When it comes to campaigns, I’ll admit I’m a total geek; I love to study campaigns, see what worked, what didn’t and I’m always interested in new ideas and techniques. I’m a big believer in keeping an open mind to new ideas and technologies because I just believe we never know it all. Maybe it goes back to my training as a teacher, but I’m a big believer in life long learning.
So today I saw two things come through my social media feeds that spoke to both sides of the learning curve; one example of a cool idea from a campaign and another a simple lesson on why certain dirty tricks just don’t work and aren’t worth it. First for the cool innovation, this one coming from the States:
Branding is such a big part of modern campaigns and having brand consistency is something that campaigns really tend to harp on. There is all kinds of evidence to back that approach up, and it’s not one I tend to argue with; frankly I’m a pretty strong adherent to it. But today I saw this story about the campaign of Democratic Presidential Primary Candidate Pete Buttigieg, the young Mayor of South Bend, Indiana. His campaign is one that has been picking up steam has he’s come from nowhere to being firmly on the political radar, raising lots of money and profile. So far, it’s been a well-run campaign.
On Sunday he formally launched his bid, and in doing so, added an interesting twist into his approach. On his website, his team created an online design tool kit that allows people to go and design their own customized signs that can be used for anything; for social media, on lawn signs, or any other way they can come up with to use them. The tool gives people a choice of logos and then different colour pallets to choose from. This approach is one that is revolutionary in a way, as it basically gives up control over some of the biggest parts of a campaigns branding to the people to do as they wish. No central control over the sign you bring to the rally or make a sign for your lawn that fits you better while showing your support.
So, if you prefer your sign to the in “Rust Belt”, “Truman Brown” or any other colour, that’s totally your call. This could be a model that others follow or it could be the modern rule that proves why brand control is so important. Time will tell but this is a very interesting experiment to watch, one that I think has the potential to be successful and sends the right messages about a campaign, the candidate and his approach.
But along with good examples in this world come some pretty bad ones, and todays bad example comes from the Alberta election. One of the constant frustrations in campaigns can be the destruction or theft of campaign signs, big and small.

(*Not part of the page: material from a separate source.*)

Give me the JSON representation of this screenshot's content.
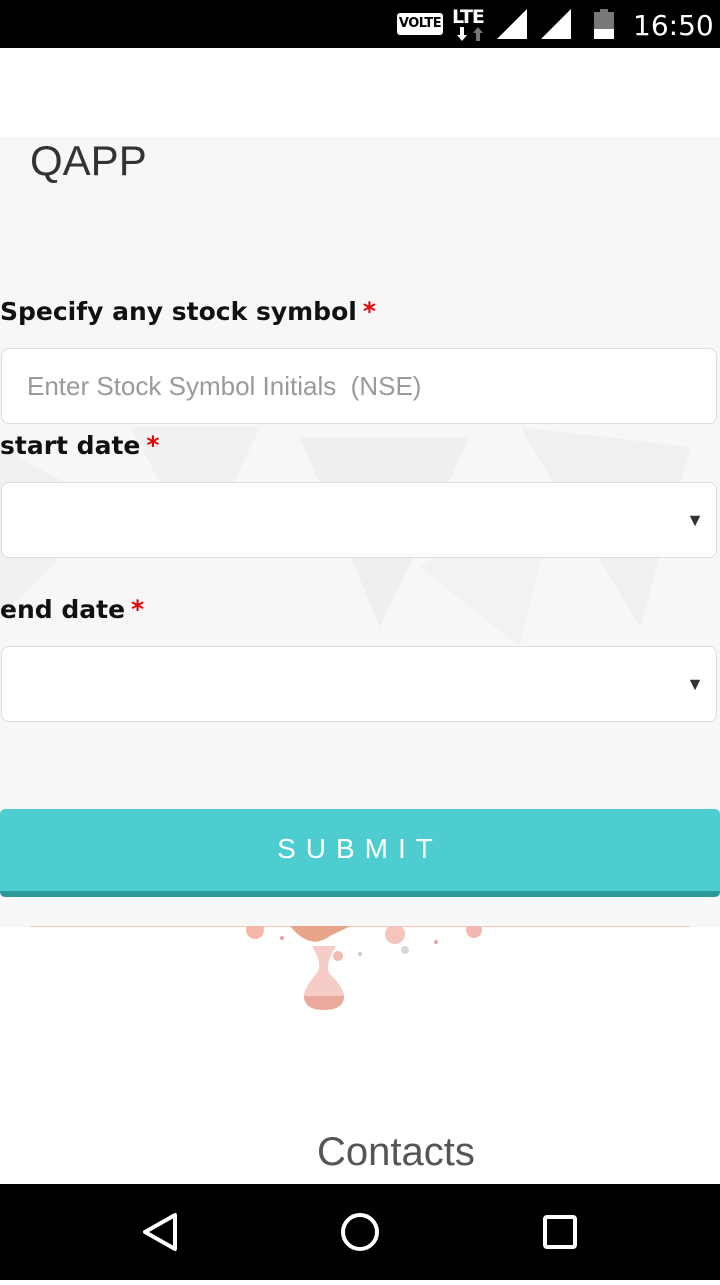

Campaigns spend thousands of dollars on those signs and when they are stolen or destroyed by vandals, it comes at a considerable cost to campaigns to replace them. In the current Alberta election, this has also been the case but just as this election has been very tense with a lot of anger out there, this has also translated over to signs.

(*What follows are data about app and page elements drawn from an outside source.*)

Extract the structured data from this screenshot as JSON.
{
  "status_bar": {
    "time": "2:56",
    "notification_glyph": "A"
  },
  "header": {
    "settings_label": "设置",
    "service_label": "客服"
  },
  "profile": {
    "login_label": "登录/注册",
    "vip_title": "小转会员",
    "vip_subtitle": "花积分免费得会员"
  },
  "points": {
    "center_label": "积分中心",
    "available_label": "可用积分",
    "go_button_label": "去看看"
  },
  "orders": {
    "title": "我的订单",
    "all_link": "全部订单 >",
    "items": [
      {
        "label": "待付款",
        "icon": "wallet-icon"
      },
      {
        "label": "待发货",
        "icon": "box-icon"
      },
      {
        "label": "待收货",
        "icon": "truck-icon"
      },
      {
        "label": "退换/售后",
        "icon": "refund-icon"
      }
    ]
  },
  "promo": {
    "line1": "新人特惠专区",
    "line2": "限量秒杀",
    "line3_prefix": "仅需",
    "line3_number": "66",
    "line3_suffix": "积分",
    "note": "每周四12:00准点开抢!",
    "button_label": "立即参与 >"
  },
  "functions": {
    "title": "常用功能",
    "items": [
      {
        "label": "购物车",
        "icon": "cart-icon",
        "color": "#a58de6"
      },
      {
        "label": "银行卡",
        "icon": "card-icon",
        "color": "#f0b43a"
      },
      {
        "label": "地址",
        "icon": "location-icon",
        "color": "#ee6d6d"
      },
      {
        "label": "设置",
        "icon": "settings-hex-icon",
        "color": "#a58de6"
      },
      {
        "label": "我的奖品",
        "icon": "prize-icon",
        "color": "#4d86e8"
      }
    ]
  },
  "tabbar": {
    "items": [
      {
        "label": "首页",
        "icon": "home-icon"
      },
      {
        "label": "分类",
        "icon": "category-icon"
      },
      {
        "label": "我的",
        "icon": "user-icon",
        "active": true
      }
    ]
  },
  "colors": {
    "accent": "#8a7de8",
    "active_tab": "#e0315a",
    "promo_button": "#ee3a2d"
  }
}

Every day in my social media feed I’ve seen pictures from the Wild Rose province of NDP signs being destroyed, defaced with racists and ignorant messages and stories about signs going missing while Conservative ones stay in place. Every campaign I’ve ever been on we’ve seen some variation of these stories, but admittedly not as intense as is happening in Alberta this spring. Of course, because of the value of these signs you can call the police to report it, but normally those calls go nowhere because there is no evidence of who did it, and many times the blame for these cases get laid at the feet of teenagers.
In the past I’ve heard stories of people doing some of this dirty work as a campaign strategy to try to hurt their opponents. When I’ve given training to candidates and campaign workers, I’ve always said to not to this kind of stuff because it will blow up in your face. And it was that training that was running through my head this morning as I saw this social media post from Red Deer, which has seen more than its fair share of sign vandalism in this campaign. This post really does speak for itself:
Hmmm…. You can check out the full video here but it looks like it wasn’t a teenager stealing signs this time, right? Hey, at least a teenager would probably have known about the possibility of homes in the neighbourhood having doorbell cameras to catch them in the act. But that was something that this sign thief obviously didn’t think about, as they were caught in glorious colour. I’m sure that the police will appreciate this video and should go a long way to ensuring that someone gets arrested this time.
But in the meantime, as I said before, when you try to play these kinds of dirty tricks, many times they blow up in your face and do the party you support more damage than any good the trick would have gotten you. We’ll see if this person learns their lesson here, but at least I hope that others see it and decide they don’t want to be “that guy” in the future.